Wouldn't it be cool to create apps that manufacturers could easily access and use? Not quite an Apple App Store, but we can learn from the model. Apps that become the simple user interface to these newly-available timeshared capabilities. Plenty of manufacturing-worthy HPC apps already exist, and we can broaden their reach while encouraging the development of more — something that will fuel even more high-tech employment.
The key to the PIC concept is that it be made available to every Bob in the country. It eliminates the key barrier to entry: that no one can do it alone — or, at least, no one should have to. Commercialization and training are therefore part of the strategy. An impartial collaborative manager must protect IP, organize access to apps, develop training for new users, and build awareness of the need.
Collaborate, Innovation, Commercialization
The future belongs to organizations that collaborate to out-compete. Collaboration begets innovation, which begets commercialization — and these three concepts form the PIC philosophy.
A century ago, the electric power infrastructure was key to a strong manufacturing base. Today, a national network of high performance computing clusters is critical to the future of American industry. Economic uncertainty and leaden growth have slowed innovation, but access to cutting edge tools, resources and capabilities provide a bold path forward, essentially transforming the way America builds. The opportunity is now. High performance modeling and simulation is a key American asset, and they provide a distinct competitive advantage for each and every SMM.

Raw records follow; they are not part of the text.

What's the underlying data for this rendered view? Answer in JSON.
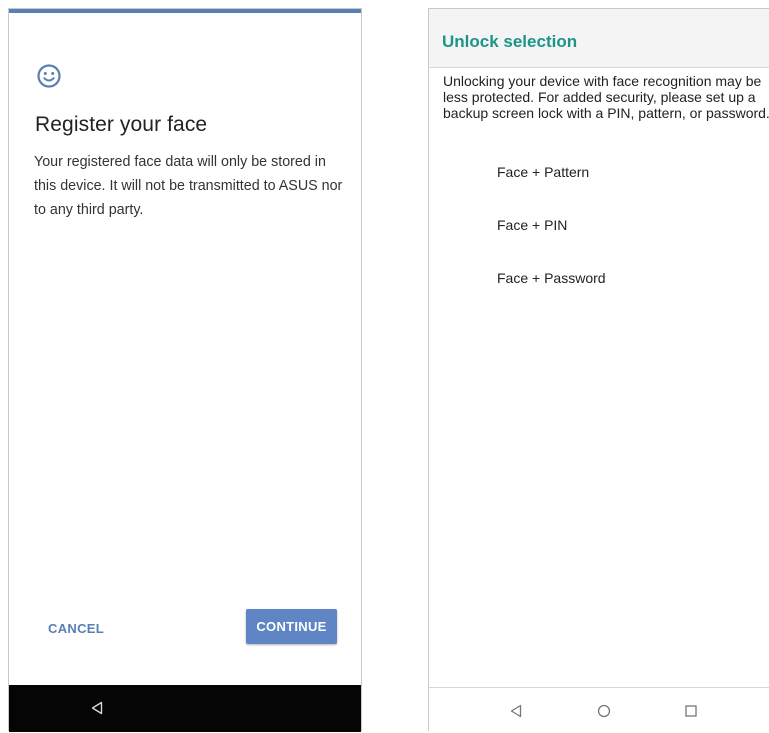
{
  "left": {
    "title": "Register your face",
    "body": "Your registered face data will only be stored in this device. It will not be transmitted to ASUS nor to any third party.",
    "cancel_label": "CANCEL",
    "continue_label": "CONTINUE",
    "icons": {
      "header": "smiley-face-icon",
      "nav_back": "back-triangle-icon"
    },
    "colors": {
      "accent": "#5f85c4",
      "top_line": "#5a7fb3",
      "navbar": "#050505"
    }
  },
  "right": {
    "title": "Unlock selection",
    "description": "Unlocking your device with face recognition may be less protected. For added security, please set up a backup screen lock with a PIN, pattern, or password.",
    "options": [
      {
        "label": "Face + Pattern"
      },
      {
        "label": "Face + PIN"
      },
      {
        "label": "Face + Password"
      }
    ],
    "icons": {
      "nav_back": "back-triangle-icon",
      "nav_home": "home-circle-icon",
      "nav_recents": "recents-square-icon"
    },
    "colors": {
      "title": "#1d9488",
      "header_bg": "#f4f4f4"
    }
  }
}
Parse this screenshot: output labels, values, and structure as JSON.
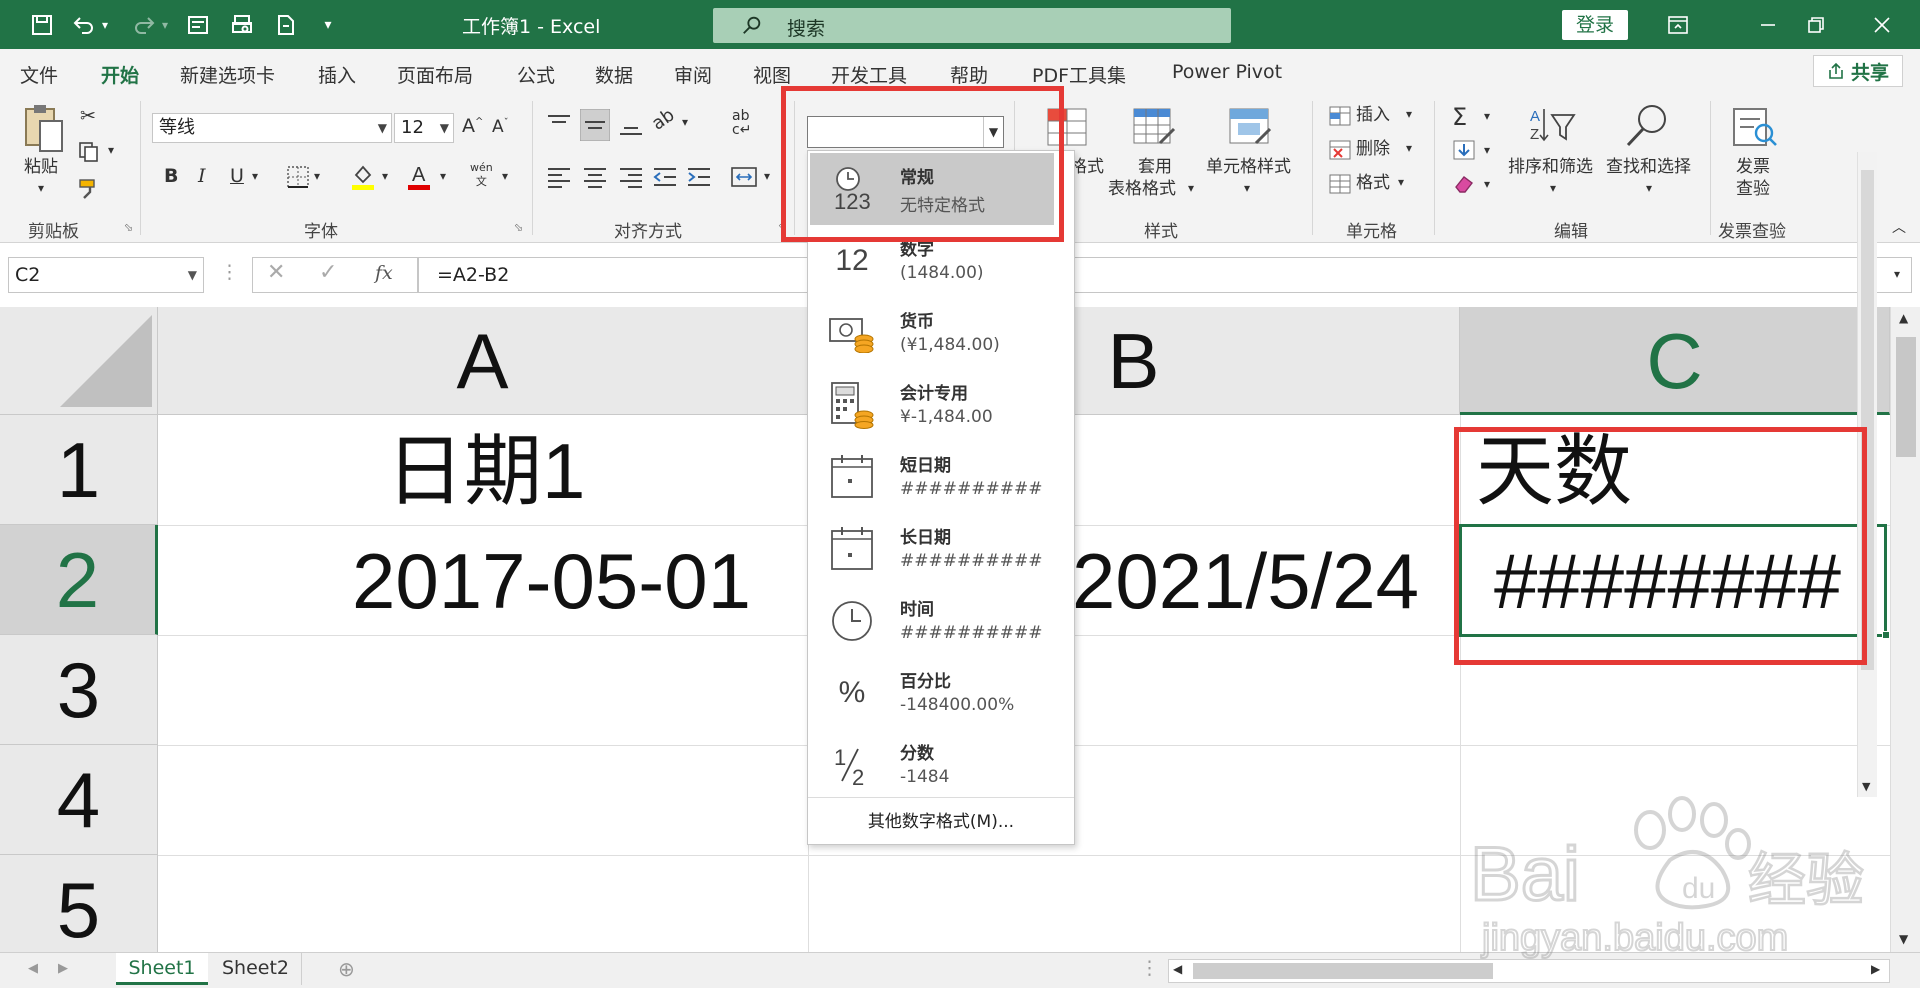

Ten years from now, the global manufacturing sector will look nothing like it does today. It's time for a bold, new direction for US competitiveness, capitalizing on smart manufacturing as a strategic asset for growth.
Bob's right: bearings are more important than we realize.
Bearings bear things. Just like Bob. Small- and medium-sized manufacturers hold up economies, and economies are heavy.
Let's give 'em all the gym time they need to stay nice and strong.